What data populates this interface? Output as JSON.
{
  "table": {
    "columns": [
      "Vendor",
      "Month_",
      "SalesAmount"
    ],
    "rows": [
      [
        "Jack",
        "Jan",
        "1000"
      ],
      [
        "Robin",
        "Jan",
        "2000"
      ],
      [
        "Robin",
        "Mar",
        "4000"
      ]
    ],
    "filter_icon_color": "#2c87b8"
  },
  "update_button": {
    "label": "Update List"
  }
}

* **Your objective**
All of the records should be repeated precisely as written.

* **Output for this task**
What data populates this interface? Output as JSON.
{
  "table": {
    "columns": [
      "Vendor",
      "Month_",
      "SalesAmount"
    ],
    "rows": [
      [
        "Jack",
        "Jan",
        "1000"
      ],
      [
        "Robin",
        "Jan",
        "2000"
      ],
      [
        "Robin",
        "Mar",
        "4000"
      ]
    ],
    "filter_icon_color": "#2c87b8"
  },
  "update_button": {
    "label": "Update List"
  }
}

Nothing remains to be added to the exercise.